    • 5 1/2 lbs apples, peeled, cored, and chopped
    • 4 cups white sugar
    • 2 tsp ground cinnamon
    • 1/4 tsp ground cloves
    • 1/4 tsp salt
    • Optional:
    • 1/4 tsp ground ginger
    • 1/4 tsp ground nutmeg
    • Squeeze of lemon

    Let's get started! First off you want to wash your apples. Run them through a corer/peeler/slicer- like this one. If you don't have one of these contraptions, you can also just peel your apples and cut off the flesh.

    Then chop your apples.

    Throw your apples into the crop pot, and add the sugar and spice blend.

    Cover and cook on high for one hour.Reduce heat to low and cook several hours, stirring occasionally, until the mixture is thickened and dark brown.

    Uncover and continue cooking on low for 1 hour. Puree with an immersion blender until the mixture is a smooth consistency.

    Jar your ingredients. For those of you that have never done this before or need a refresher, here are the basic steps...

    Wash your jars, and sterilize them in boiling water. I put them in a boiling water bath for a few minutes.
    Once your apple butter is ready to pour, get your jars all in a row. Ladle the apple butter into the jars and leave 1 inch of air space. This allows the air inside the jar to expand and prevents the jars from breaking.

    Place the lids on the jars and tighten them "fingertip tight," meaning just as tight as you can get them with just your fingertips.
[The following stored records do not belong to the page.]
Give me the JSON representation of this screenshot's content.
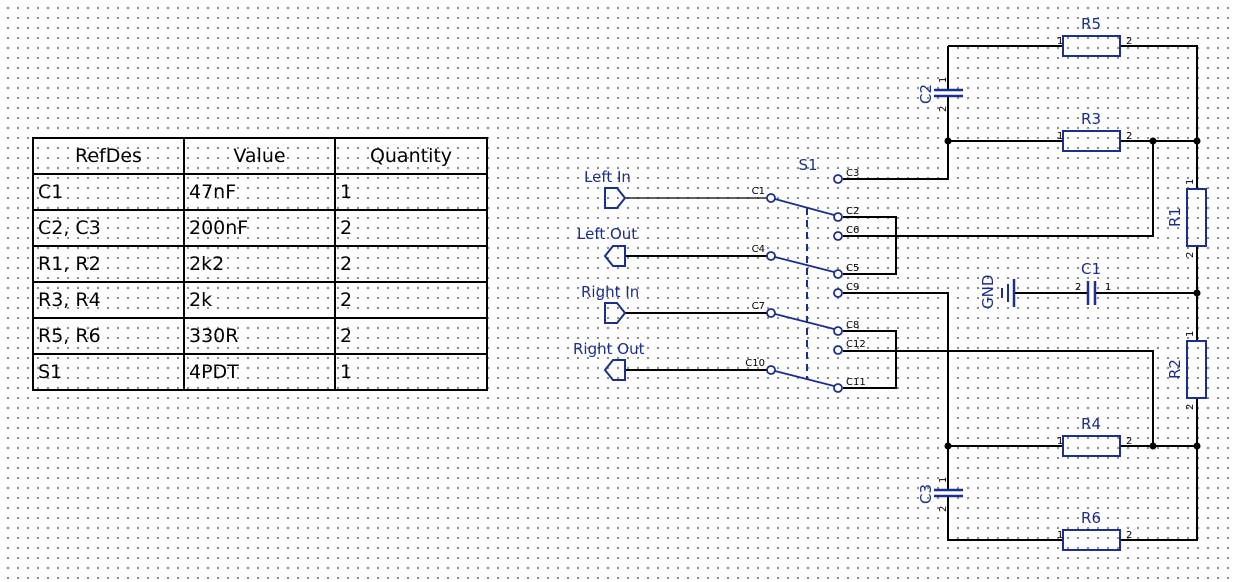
{
  "bom_table": {
    "headers": [
      "RefDes",
      "Value",
      "Quantity"
    ],
    "rows": [
      [
        "C1",
        "47nF",
        "1"
      ],
      [
        "C2, C3",
        "200nF",
        "2"
      ],
      [
        "R1, R2",
        "2k2",
        "2"
      ],
      [
        "R3, R4",
        "2k",
        "2"
      ],
      [
        "R5, R6",
        "330R",
        "2"
      ],
      [
        "S1",
        "4PDT",
        "1"
      ]
    ]
  },
  "schematic": {
    "resistors": [
      {
        "ref": "R5",
        "pins": [
          "1",
          "2"
        ]
      },
      {
        "ref": "R3",
        "pins": [
          "1",
          "2"
        ]
      },
      {
        "ref": "R4",
        "pins": [
          "1",
          "2"
        ]
      },
      {
        "ref": "R6",
        "pins": [
          "1",
          "2"
        ]
      },
      {
        "ref": "R1",
        "pins": [
          "1",
          "2"
        ]
      },
      {
        "ref": "R2",
        "pins": [
          "1",
          "2"
        ]
      }
    ],
    "capacitors": [
      {
        "ref": "C2",
        "pins": [
          "1",
          "2"
        ]
      },
      {
        "ref": "C3",
        "pins": [
          "1",
          "2"
        ]
      },
      {
        "ref": "C1",
        "pins": [
          "2",
          "1"
        ]
      }
    ],
    "switch": {
      "ref": "S1",
      "contacts": [
        "C1",
        "C2",
        "C3",
        "C4",
        "C5",
        "C6",
        "C7",
        "C8",
        "C9",
        "C10",
        "C11",
        "C12"
      ]
    },
    "ports": [
      {
        "label": "Left In",
        "direction": "input"
      },
      {
        "label": "Left Out",
        "direction": "output"
      },
      {
        "label": "Right In",
        "direction": "input"
      },
      {
        "label": "Right Out",
        "direction": "output"
      }
    ],
    "ground": "GND"
  },
  "colors": {
    "component": "#1b2f8e",
    "wire": "#000000",
    "grid_dot": "#6a6a6a"
  }
}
Don't really cram them on there. This allows air to escape from the jars while they process in the boiling water bath.

    Process the jars in a boiling water bath.

    Allow them to boil for the amount of time indicated here on this chart:

    Processing Time in a Boiling Water Jarring Pot

    Jar Size

    Process Time at Altitudes of



    Above 6,000ft

    Half-Pints or Pints








    Pull the jars out of the boiling water and immediately tighten the lids. This creates the airtight seal between the rubber lip of the lid and the glass jar.

    Cover your apple butter jars with a towel and let them come down to room temperature overnight. At this point you may hear your jars popping, which is the sound of the air inside the jar compressing due to the rapid decrease in ambient temperature. If you don't hear the popping sound, don't worry. Sometimes we don't hear it at all. The most important thing is that all the jars are sealed and the lids are flat (not popped up) in the morning. 

    Congratulations, you have just made some delicious apple butter! What's your favorite application for this delicious treat?